■ YOUR OBJECTIVE ■
An exact copy of every entry is the required answer.

[Data extracted from a collection]

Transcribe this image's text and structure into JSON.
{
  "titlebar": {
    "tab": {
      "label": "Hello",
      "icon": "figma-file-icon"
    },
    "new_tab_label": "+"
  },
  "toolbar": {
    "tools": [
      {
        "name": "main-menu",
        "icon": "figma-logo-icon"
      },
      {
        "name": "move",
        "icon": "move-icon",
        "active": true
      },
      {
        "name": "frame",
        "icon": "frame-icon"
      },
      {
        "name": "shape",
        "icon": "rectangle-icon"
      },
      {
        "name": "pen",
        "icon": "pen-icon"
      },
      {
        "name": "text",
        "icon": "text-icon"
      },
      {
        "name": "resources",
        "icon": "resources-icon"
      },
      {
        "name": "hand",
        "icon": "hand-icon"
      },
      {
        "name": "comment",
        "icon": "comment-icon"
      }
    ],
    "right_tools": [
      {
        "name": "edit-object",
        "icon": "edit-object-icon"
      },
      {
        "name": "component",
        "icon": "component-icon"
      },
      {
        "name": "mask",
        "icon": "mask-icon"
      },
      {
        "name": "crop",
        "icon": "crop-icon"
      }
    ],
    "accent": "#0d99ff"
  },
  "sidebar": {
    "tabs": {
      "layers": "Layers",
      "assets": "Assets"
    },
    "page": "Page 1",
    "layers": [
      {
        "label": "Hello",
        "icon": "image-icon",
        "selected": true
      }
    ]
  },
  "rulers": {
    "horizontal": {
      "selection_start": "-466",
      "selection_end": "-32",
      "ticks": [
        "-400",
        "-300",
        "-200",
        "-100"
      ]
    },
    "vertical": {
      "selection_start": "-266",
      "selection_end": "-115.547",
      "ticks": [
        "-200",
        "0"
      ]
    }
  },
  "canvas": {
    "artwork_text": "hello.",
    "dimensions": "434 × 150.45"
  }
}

■ EXERCISE OUTPUT ■
Transcribe this image's text and structure into JSON.
{
  "titlebar": {
    "tab": {
      "label": "Hello",
      "icon": "figma-file-icon"
    },
    "new_tab_label": "+"
  },
  "toolbar": {
    "tools": [
      {
        "name": "main-menu",
        "icon": "figma-logo-icon"
      },
      {
        "name": "move",
        "icon": "move-icon",
        "active": true
      },
      {
        "name": "frame",
        "icon": "frame-icon"
      },
      {
        "name": "shape",
        "icon": "rectangle-icon"
      },
      {
        "name": "pen",
        "icon": "pen-icon"
      },
      {
        "name": "text",
        "icon": "text-icon"
      },
      {
        "name": "resources",
        "icon": "resources-icon"
      },
      {
        "name": "hand",
        "icon": "hand-icon"
      },
      {
        "name": "comment",
        "icon": "comment-icon"
      }
    ],
    "right_tools": [
      {
        "name": "edit-object",
        "icon": "edit-object-icon"
      },
      {
        "name": "component",
        "icon": "component-icon"
      },
      {
        "name": "mask",
        "icon": "mask-icon"
      },
      {
        "name": "crop",
        "icon": "crop-icon"
      }
    ],
    "accent": "#0d99ff"
  },
  "sidebar": {
    "tabs": {
      "layers": "Layers",
      "assets": "Assets"
    },
    "page": "Page 1",
    "layers": [
      {
        "label": "Hello",
        "icon": "image-icon",
        "selected": true
      }
    ]
  },
  "rulers": {
    "horizontal": {
      "selection_start": "-466",
      "selection_end": "-32",
      "ticks": [
        "-400",
        "-300",
        "-200",
        "-100"
      ]
    },
    "vertical": {
      "selection_start": "-266",
      "selection_end": "-115.547",
      "ticks": [
        "-200",
        "0"
      ]
    }
  },
  "canvas": {
    "artwork_text": "hello.",
    "dimensions": "434 × 150.45"
  }
}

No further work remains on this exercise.